Fortunately, support for the First Amendment also comes from both the right and the left. The American Center for Law and Justice, founded by Pat Robertson, is representing the Colorado students while the American Civil Liberties Union has taken up the cause of the students in Texas.
Of course, this would be a much better free-speech story if it were the ACLJ defending the rights of the Gay-Straight Alliance and the ACLU fighting for the Bible club. But never mind — at least they’re both fighting for the First Amendment.
The students should easily win both of these cases if the school districts are foolish enough to actually go to trial. Why? Because the right of students in public secondary schools to form clubs with a wide variety of religious and political viewpoints has already been established by the Equal Access Act — passed by Congress in 1984 and ruled constitutional by the Supreme Court in 1990.
Under the act, public secondary schools don’t have to permit any student-initiated extracurricular clubs. But if the school allows one or more “non-curriculum-related student clubs,” then it may not deny equal access to “any students who wish to conduct a meeting within that limited open forum on the basis of the religious, political, philosophical, or other content of the speech at such meetings.”
School officials in Boulder Valley claim that the Equal Access Act isn’t triggered by denying the Bible club because all existing clubs in the high school are “curriculum-related.” They argue that the Gay-Straight Alliance, for example, is permitted because sexual orientation is covered in health education and diversity classes.

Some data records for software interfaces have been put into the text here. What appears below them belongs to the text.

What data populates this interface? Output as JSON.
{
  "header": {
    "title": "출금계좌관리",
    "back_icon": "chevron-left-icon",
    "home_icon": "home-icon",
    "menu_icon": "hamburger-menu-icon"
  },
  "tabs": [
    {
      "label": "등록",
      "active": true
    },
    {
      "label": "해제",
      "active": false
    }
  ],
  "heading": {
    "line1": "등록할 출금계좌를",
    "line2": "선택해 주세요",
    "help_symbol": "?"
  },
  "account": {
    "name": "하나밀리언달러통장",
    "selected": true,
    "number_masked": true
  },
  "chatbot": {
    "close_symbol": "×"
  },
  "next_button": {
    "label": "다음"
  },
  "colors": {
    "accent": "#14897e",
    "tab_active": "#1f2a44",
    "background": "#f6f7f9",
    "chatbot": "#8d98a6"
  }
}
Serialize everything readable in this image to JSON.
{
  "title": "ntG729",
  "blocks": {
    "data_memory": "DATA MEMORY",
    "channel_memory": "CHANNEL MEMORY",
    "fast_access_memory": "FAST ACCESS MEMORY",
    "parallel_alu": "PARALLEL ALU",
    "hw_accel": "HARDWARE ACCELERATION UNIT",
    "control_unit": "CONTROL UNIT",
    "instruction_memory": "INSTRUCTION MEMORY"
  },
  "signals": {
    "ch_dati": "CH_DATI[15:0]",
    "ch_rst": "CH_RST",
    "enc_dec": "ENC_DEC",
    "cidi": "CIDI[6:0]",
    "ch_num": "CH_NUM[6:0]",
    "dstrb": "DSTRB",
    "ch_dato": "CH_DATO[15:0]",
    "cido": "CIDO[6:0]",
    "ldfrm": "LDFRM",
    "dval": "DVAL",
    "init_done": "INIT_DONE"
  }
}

But the courts are unlikely to agree. When it upheld the constitutionality of the law, the Supreme Court explicitly defined what is and isn’t a curriculum-related club. The Court noted that “a French club would directly relate to the curriculum if a school taught French in a regularly offered course or planned to teach the subject in the near future.” The Court went on to warn that a school district cannot defeat the intent of the law by defining “curriculum-related” in a way that results in giving only those clubs approved by the school an opportunity to meet.
If Amnesty International is curriculum-related (because human rights issues are discussed in social studies), then the Bible club would be as well (since the Bible is discussed in history classes). But under the Equal Access Act as interpreted by the Supreme Court, both are clearly noncurriculum-related student groups. Thus if the school allows one, it must permit the other.
Administrators at Klein High don’t even try to disguise the fact that the school already has dozens of extracurricular clubs. But they have been dragging their feet for months on the student request to form the Gay-Straight Alliance. It’s very likely that a court will order Klein to either permit the club to meet — or shut down all of the other student extracurricular clubs.
If Klein and Boulder Valley keep the forum open, does that mean the high schools must allow any club that students want to form? No. Public schools are free to prohibit any club activities that are illegal or that would cause substantial disruption of the school. But students can’t be denied equal access simply because their ideas are unpopular. (Comprehensive guidelines on how to interpret the Equal Access Act may be found at www.firstamendmentcenter.org.)
Nineteen years of fighting over student clubs is long enough. This is settled law. It’s time for school districts to stop playing games with equal access and get about the business of doing what the law requires.
The majority in Boulder Valley may not want a Bible club just as the majority in Klein may oppose a Gay-Straight Alliance. But equal access isn’t a popularity contest. And the right to free speech isn’t up for a vote.